Since it's only 5 out of 1000 replications, I doubt it will make a difference if you drop them. In effect, the na.rm=TRUE is supposed to already be dropping the NAs from the columns of rDboot.

Julia's picture
Offline
Joined: 03/29/2012 - 09:40
Thanks a lot!

Thanks a lot, Rob! The D variance is indeed small.

I think I will try to increase the number of replications to see whether confidence intervals will get a bit more narrow. Is there any reference which say how many of them it is good to have?

AdminRobK's picture
Offline
Joined: 01/24/2014 - 12:15
B
Is there any reference which say how many of them it is good to have?

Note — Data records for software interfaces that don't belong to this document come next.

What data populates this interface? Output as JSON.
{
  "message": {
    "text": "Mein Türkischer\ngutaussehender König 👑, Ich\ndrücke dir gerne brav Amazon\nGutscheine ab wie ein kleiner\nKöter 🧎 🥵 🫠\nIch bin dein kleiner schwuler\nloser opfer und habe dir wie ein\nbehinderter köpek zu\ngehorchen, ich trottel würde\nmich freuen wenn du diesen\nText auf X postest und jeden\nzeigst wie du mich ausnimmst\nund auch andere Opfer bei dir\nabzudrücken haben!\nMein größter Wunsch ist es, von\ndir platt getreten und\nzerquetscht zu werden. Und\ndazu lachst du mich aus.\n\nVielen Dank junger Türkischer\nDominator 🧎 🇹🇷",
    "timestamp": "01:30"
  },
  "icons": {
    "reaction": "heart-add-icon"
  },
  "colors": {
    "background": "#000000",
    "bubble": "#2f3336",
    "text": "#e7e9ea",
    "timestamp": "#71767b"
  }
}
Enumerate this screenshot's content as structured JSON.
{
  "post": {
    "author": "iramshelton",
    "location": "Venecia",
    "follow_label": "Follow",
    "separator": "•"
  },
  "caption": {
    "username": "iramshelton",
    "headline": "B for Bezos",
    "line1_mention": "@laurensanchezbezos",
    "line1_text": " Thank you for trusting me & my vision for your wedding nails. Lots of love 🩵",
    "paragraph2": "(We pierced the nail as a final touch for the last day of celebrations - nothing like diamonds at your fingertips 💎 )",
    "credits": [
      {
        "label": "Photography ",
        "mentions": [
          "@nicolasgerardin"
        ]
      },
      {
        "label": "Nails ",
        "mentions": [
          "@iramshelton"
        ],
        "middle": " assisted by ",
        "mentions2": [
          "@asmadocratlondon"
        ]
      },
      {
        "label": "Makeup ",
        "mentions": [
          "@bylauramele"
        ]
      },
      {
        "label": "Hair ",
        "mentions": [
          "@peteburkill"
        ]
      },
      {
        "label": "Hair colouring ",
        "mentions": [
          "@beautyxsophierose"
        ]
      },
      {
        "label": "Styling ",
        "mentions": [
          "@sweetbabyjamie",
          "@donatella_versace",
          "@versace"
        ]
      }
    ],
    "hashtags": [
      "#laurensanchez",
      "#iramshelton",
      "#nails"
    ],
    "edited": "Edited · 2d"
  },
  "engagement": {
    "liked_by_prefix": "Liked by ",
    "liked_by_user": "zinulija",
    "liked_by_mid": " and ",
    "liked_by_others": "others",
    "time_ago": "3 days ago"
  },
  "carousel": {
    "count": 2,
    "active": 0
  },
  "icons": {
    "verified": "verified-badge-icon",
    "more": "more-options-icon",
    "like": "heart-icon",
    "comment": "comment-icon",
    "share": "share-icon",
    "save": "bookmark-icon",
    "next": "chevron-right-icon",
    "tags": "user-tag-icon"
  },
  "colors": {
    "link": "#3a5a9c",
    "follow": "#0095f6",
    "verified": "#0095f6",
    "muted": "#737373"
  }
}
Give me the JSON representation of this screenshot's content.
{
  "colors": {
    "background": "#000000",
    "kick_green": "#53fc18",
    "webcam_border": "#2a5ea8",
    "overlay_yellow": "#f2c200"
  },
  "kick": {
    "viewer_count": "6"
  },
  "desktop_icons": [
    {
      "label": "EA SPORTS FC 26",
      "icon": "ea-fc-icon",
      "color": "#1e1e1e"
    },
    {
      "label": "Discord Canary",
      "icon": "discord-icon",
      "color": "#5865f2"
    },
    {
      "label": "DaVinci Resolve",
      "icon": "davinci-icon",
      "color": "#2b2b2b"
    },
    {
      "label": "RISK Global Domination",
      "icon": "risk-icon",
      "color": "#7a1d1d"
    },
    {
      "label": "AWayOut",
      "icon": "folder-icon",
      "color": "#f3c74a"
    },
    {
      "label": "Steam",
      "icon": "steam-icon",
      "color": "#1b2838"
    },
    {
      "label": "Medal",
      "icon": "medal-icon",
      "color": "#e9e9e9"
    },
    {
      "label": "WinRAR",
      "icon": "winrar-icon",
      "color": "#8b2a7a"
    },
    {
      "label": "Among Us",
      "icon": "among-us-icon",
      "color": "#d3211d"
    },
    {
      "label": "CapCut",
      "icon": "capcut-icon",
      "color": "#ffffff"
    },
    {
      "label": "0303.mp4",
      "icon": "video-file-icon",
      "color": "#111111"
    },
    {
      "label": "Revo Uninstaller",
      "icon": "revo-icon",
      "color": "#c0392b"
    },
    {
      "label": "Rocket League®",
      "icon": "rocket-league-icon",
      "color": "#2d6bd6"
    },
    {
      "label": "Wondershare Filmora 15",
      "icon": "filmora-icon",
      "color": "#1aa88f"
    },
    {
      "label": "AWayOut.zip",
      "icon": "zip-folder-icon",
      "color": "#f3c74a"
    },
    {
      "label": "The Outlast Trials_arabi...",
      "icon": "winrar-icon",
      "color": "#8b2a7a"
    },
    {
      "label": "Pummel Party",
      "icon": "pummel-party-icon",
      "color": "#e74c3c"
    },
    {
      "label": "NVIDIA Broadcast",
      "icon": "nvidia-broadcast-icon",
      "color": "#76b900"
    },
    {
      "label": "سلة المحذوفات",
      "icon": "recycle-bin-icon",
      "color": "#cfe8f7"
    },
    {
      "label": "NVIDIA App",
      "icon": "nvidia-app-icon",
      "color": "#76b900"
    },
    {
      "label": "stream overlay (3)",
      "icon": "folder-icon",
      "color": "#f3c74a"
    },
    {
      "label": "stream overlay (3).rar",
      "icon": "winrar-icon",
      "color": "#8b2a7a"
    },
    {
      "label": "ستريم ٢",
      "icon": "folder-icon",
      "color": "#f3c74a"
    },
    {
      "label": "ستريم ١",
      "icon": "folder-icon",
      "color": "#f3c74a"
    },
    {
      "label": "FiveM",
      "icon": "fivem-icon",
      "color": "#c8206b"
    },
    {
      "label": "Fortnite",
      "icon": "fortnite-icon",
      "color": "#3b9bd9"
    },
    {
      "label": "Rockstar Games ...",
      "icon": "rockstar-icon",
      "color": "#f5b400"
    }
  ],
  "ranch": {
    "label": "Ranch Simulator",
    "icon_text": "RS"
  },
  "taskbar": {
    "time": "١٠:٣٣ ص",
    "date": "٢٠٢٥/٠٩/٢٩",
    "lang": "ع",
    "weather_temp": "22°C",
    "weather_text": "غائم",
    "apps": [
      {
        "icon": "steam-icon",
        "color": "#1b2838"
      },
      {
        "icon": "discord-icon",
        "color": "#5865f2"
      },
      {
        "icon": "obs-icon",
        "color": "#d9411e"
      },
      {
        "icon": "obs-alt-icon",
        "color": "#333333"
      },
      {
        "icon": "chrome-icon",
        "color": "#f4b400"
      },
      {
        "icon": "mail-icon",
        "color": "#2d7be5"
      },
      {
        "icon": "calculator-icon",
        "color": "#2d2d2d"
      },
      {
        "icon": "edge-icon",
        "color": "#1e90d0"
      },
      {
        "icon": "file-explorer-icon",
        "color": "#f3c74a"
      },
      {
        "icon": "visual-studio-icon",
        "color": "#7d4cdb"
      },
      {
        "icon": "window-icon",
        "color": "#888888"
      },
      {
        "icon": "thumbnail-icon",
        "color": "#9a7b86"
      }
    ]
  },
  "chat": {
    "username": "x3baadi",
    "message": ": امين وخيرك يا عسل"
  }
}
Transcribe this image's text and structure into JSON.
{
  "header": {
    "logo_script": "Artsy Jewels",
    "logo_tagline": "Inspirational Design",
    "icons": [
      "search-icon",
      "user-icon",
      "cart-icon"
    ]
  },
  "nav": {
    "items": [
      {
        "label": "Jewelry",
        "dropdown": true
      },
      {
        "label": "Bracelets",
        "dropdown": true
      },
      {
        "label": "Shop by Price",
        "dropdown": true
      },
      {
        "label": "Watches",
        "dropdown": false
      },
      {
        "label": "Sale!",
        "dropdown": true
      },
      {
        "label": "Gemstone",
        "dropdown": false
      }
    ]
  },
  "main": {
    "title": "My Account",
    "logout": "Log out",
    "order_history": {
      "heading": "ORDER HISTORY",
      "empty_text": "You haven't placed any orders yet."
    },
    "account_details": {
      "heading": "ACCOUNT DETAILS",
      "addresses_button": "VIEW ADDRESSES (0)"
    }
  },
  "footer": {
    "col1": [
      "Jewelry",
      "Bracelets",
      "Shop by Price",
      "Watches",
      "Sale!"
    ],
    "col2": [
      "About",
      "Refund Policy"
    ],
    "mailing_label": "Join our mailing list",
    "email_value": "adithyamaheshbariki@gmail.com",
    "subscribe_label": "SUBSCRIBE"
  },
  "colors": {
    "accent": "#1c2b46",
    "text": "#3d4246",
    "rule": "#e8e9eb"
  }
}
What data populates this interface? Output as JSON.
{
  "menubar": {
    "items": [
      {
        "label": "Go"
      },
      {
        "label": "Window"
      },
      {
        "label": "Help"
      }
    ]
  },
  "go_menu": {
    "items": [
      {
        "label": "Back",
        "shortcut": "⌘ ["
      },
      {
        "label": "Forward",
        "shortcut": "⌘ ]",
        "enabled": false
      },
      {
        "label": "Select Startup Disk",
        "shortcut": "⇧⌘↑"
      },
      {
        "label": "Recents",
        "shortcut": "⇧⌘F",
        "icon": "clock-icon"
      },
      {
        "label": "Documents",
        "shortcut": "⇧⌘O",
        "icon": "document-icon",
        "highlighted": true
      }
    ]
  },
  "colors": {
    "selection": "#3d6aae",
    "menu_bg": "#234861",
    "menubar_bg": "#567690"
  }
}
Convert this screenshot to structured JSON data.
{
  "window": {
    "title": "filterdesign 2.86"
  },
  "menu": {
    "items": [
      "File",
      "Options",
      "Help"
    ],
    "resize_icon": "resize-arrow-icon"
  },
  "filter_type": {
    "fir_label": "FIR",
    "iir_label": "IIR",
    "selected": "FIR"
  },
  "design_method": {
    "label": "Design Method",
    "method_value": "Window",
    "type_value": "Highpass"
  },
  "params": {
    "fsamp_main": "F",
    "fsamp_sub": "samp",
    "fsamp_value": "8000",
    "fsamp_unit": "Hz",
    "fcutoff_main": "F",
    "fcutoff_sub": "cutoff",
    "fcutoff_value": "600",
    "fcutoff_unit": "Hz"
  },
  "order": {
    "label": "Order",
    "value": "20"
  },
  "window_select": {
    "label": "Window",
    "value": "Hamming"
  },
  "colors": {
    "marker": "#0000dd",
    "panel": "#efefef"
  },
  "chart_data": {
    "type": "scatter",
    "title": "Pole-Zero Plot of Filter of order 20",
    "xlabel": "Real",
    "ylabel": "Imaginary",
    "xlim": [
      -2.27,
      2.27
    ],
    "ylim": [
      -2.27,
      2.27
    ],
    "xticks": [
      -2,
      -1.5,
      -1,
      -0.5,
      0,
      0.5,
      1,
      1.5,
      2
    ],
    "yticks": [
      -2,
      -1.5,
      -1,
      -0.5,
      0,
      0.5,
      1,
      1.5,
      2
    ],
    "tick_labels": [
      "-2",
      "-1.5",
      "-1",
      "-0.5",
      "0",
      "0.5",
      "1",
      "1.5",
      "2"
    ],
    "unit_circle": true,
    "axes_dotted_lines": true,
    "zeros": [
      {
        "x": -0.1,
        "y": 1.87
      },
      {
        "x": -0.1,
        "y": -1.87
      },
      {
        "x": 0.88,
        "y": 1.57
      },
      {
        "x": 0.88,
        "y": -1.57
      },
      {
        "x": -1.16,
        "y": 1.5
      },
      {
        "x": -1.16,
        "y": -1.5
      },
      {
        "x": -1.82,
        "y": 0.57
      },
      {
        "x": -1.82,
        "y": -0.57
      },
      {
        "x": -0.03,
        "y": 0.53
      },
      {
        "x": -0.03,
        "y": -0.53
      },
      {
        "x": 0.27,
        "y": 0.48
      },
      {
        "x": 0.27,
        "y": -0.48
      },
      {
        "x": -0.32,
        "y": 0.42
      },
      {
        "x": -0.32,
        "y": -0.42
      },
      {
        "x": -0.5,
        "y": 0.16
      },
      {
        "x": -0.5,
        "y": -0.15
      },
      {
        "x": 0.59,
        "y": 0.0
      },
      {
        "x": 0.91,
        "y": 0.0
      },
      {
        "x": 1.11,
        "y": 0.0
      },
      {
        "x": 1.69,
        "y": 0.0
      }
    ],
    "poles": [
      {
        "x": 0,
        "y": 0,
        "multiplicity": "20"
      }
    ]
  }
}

I think sometime when I was in grad school I read a publication by Bradley Efron that had rules-of-thumb for setting B, the number of bootstrap replication, but I've never been able to find it. I'll refer you to the following two references, which contain discussion about how to select a value of B to achieve a desired level of Monte-Carlo precision:

  • Efron, B., & Tibshirani, R. J. (1994). An Introduction to the Bootstrap. Boca Raton: Taylor & Francis Group.
  • Shao, J., & Tu, D. (1995). The Jackknife and Bootstrap. New York: Springer-Verlag New York, Inc.

    As discussed in those two books, B can be calculated as a function of sample size, the desired coverage probability of the interval, and certain properties of the true data-generating distribution or of the statistic's true sampling distribution.

  • Log in or register to post comments